_Dataset rows describing interfaces_:
# # #

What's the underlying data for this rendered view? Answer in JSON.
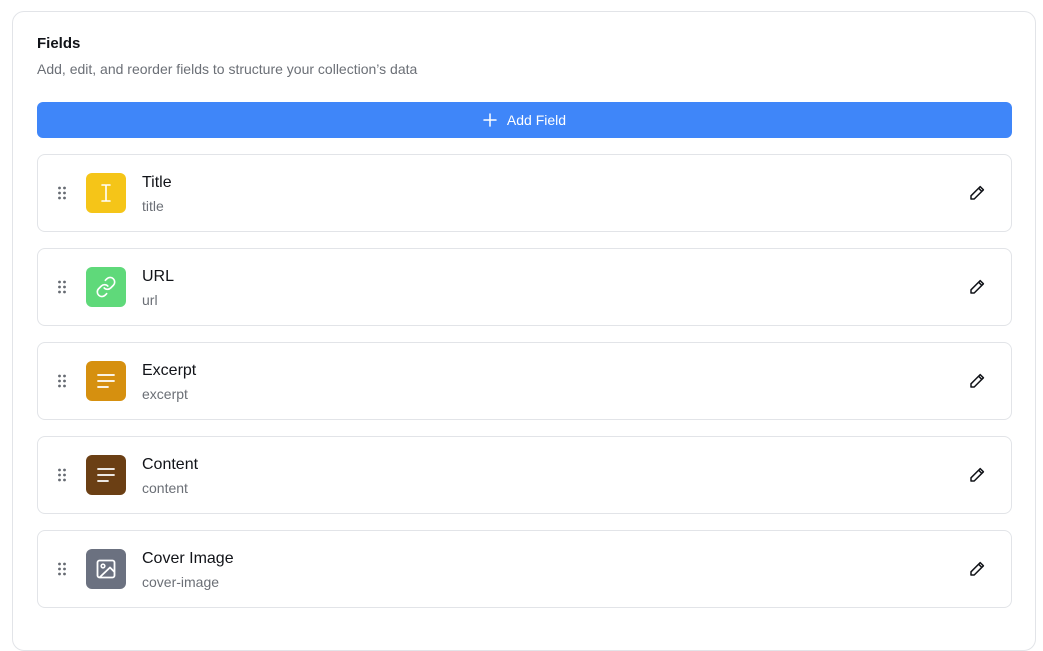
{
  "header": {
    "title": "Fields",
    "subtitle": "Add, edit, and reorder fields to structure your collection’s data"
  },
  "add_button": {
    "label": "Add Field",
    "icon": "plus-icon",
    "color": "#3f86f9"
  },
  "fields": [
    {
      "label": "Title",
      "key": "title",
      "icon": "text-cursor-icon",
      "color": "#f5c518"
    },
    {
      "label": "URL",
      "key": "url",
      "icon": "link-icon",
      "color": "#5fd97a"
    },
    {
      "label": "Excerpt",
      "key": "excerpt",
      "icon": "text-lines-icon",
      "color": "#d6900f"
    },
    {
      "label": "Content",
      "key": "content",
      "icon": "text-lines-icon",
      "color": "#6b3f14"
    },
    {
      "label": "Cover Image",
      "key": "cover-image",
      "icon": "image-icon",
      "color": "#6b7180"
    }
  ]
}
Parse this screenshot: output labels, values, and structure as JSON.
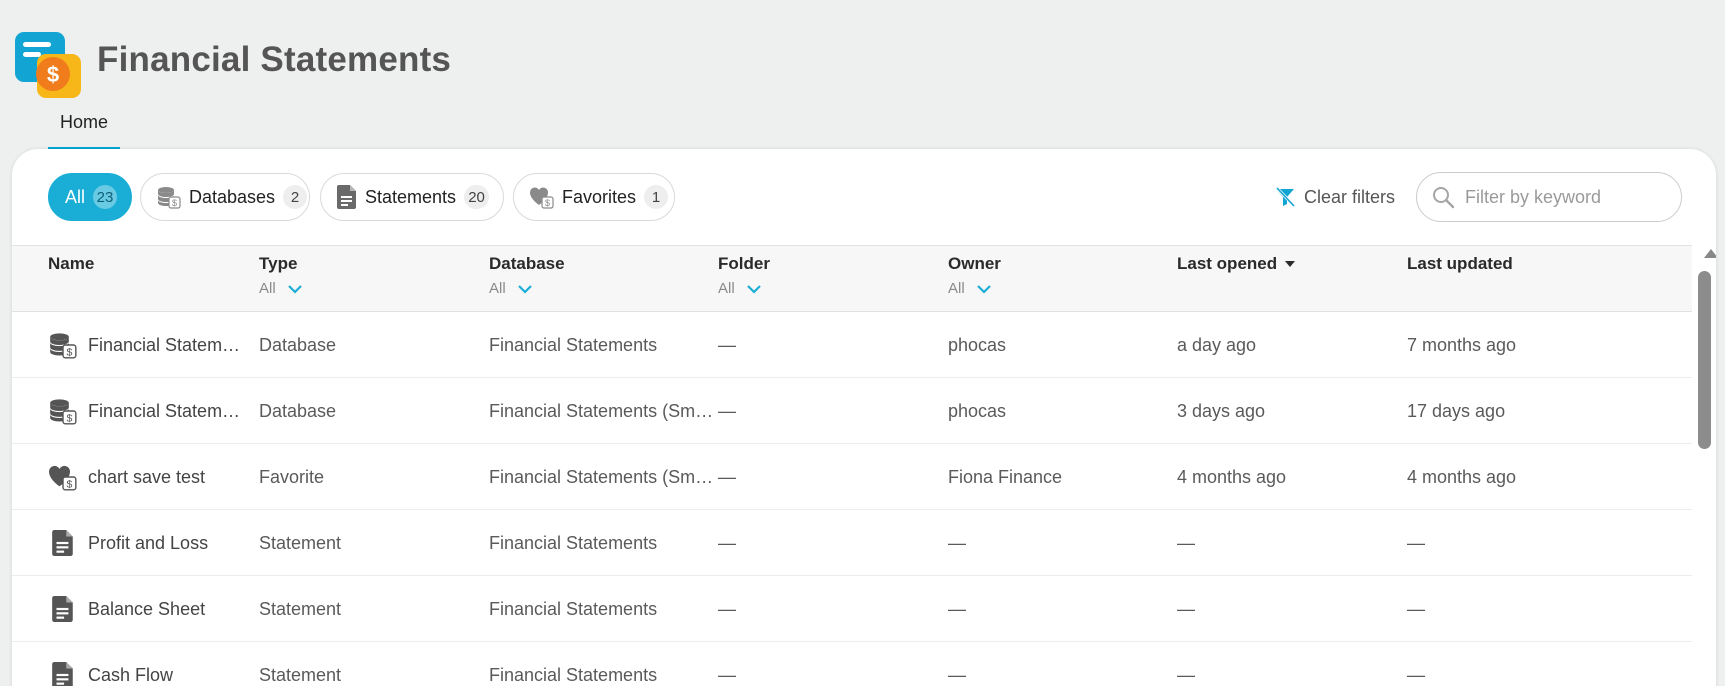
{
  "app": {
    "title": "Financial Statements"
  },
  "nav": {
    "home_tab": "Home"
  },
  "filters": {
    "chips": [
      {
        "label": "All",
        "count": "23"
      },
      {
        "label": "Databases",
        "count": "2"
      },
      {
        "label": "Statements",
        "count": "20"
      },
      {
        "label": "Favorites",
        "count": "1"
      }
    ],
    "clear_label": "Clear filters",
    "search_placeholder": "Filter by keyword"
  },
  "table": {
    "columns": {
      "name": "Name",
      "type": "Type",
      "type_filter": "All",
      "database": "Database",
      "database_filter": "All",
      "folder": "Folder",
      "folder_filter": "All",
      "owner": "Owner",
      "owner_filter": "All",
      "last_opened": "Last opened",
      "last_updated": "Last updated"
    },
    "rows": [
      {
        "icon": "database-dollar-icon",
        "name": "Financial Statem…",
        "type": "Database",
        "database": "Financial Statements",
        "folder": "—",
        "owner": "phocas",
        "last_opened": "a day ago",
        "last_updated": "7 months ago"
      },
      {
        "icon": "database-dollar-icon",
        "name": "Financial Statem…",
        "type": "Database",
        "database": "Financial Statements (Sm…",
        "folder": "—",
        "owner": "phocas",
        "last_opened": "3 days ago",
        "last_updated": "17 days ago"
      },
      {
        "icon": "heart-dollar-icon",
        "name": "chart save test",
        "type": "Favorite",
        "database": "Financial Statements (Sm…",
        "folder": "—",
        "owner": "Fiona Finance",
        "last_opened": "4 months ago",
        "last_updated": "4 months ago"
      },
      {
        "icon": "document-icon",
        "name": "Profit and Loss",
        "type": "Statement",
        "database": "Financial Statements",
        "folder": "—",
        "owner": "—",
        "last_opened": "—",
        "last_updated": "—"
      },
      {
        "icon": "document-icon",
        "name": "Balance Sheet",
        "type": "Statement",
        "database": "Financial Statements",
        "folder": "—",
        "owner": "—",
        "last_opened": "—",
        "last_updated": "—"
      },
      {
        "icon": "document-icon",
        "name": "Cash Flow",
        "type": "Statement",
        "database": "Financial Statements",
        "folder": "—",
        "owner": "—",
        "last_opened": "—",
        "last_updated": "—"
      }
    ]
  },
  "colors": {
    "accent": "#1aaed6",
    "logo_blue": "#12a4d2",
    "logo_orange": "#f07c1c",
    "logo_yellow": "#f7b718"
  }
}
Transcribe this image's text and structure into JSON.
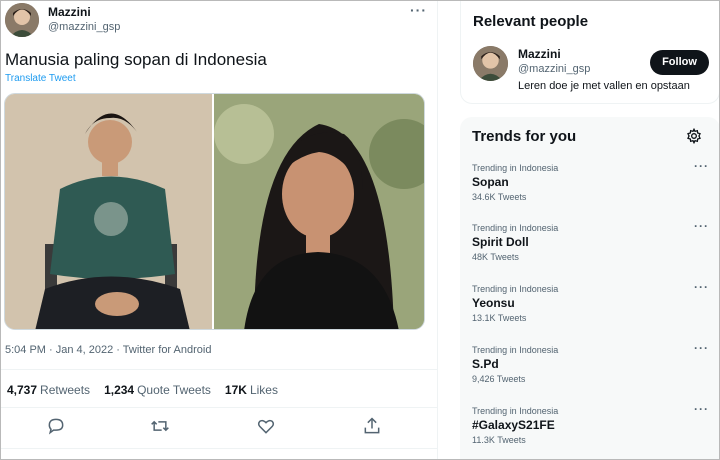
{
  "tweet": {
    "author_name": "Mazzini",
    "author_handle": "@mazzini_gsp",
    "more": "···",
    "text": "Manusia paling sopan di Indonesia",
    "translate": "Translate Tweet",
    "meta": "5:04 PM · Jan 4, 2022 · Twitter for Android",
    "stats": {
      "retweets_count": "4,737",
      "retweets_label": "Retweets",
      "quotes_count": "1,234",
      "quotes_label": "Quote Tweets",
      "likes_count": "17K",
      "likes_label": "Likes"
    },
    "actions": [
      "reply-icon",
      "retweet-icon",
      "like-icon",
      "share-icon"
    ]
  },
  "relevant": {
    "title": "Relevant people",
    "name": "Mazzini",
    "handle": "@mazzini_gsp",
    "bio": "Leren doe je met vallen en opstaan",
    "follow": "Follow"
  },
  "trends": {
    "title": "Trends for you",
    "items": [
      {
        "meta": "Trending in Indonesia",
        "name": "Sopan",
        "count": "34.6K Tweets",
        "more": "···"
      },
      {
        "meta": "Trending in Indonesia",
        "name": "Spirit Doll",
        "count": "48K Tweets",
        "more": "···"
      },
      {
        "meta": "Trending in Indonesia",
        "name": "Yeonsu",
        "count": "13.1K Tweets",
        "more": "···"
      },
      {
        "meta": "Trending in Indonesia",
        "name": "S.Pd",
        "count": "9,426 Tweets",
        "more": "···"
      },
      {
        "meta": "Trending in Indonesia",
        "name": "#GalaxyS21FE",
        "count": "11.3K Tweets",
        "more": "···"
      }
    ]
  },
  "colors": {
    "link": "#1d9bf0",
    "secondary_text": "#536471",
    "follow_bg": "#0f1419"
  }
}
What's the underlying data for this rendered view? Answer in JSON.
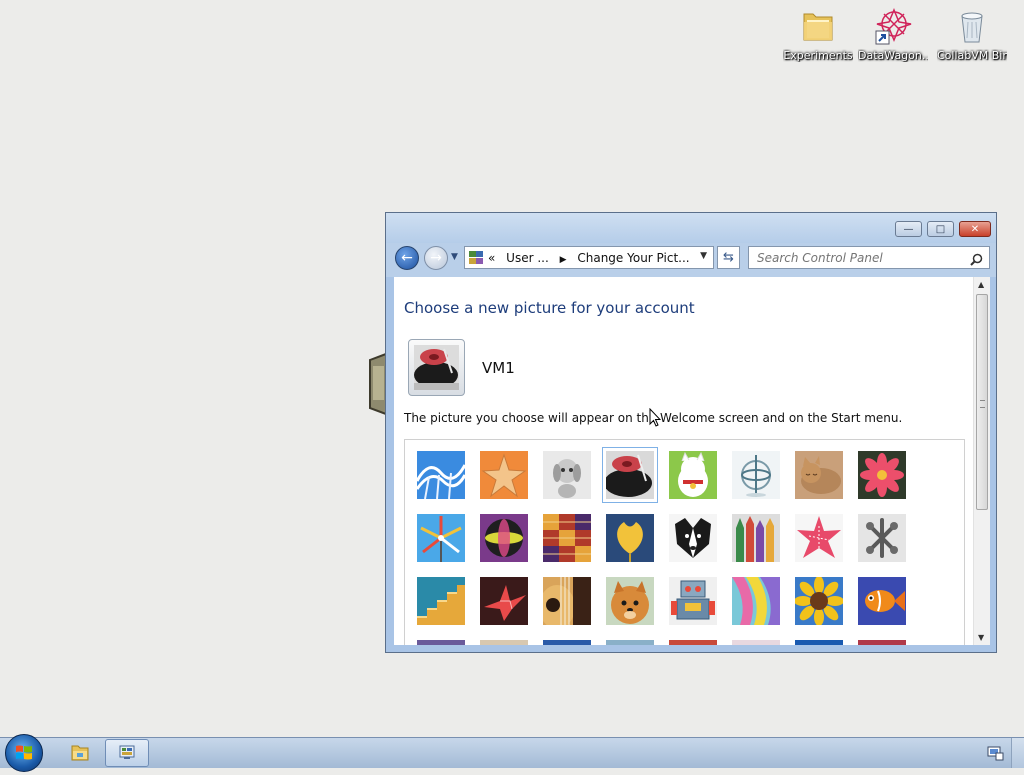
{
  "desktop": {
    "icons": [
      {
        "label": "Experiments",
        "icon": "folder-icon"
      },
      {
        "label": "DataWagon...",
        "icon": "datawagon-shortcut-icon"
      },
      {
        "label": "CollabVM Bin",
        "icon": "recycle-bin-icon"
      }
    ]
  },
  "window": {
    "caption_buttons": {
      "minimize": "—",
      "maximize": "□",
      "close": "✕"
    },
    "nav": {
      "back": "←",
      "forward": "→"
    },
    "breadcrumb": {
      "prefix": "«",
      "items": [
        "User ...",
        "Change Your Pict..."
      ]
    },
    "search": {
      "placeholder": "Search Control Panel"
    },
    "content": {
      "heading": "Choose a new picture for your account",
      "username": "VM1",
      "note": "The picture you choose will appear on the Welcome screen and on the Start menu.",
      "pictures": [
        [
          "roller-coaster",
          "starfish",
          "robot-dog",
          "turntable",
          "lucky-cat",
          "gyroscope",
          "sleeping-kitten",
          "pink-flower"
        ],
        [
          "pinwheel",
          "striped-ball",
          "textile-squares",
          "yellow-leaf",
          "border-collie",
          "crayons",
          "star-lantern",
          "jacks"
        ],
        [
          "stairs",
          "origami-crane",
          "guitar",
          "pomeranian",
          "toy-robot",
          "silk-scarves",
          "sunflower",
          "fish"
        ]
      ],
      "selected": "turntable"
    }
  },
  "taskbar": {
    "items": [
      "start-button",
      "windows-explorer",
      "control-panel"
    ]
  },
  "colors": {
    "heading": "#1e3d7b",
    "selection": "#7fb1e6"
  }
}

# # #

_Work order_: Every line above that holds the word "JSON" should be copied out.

_Solution to the problem_:
What's the underlying data for this rendered view? Answer in JSON.
Parse this screenshot: output labels, values, and structure as JSON.
Transcribe this image's text and structure into JSON.
What's the underlying data for this rendered view? Answer in JSON.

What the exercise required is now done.